> WHAT THE TASK REQUIRES:
Pick out each line below containing "this".

━━━━━ RECORDS SUPPLIED

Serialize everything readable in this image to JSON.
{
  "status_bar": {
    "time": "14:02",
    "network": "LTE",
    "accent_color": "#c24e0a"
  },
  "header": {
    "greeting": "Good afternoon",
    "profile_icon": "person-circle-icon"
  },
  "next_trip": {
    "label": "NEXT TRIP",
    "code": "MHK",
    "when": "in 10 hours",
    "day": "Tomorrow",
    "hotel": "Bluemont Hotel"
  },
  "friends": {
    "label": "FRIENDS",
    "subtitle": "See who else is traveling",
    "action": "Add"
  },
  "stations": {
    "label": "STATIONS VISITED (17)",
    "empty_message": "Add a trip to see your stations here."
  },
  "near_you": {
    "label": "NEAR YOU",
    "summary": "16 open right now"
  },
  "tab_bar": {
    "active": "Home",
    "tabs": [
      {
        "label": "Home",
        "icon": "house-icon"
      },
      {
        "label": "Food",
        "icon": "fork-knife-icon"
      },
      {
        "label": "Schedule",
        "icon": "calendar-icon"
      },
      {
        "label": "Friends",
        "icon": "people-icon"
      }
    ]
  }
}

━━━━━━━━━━
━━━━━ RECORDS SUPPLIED

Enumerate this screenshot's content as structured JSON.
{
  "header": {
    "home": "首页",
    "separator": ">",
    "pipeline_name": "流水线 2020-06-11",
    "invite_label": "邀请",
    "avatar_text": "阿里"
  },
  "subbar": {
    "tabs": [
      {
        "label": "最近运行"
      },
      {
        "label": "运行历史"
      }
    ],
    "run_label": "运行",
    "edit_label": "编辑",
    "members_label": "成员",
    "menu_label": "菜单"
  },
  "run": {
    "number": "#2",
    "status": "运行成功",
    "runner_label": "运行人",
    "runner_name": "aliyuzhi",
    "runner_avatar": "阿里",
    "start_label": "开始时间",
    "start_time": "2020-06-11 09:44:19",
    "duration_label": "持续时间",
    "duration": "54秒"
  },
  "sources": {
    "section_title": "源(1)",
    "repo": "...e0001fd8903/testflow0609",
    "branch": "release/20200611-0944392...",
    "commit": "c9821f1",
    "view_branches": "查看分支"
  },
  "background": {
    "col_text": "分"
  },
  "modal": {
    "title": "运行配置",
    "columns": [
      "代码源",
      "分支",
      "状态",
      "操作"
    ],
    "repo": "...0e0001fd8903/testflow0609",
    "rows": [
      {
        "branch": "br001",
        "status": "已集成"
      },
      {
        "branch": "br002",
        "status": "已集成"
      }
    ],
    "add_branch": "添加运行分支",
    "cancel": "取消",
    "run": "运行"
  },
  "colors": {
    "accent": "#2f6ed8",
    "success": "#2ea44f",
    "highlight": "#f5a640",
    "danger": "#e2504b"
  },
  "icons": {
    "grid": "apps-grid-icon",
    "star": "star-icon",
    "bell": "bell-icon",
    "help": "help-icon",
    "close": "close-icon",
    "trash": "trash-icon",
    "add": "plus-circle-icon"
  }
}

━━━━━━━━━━

> EXERCISE ANSWER:
Serialize everything readable in this image to JSON.
Enumerate this screenshot's content as structured JSON.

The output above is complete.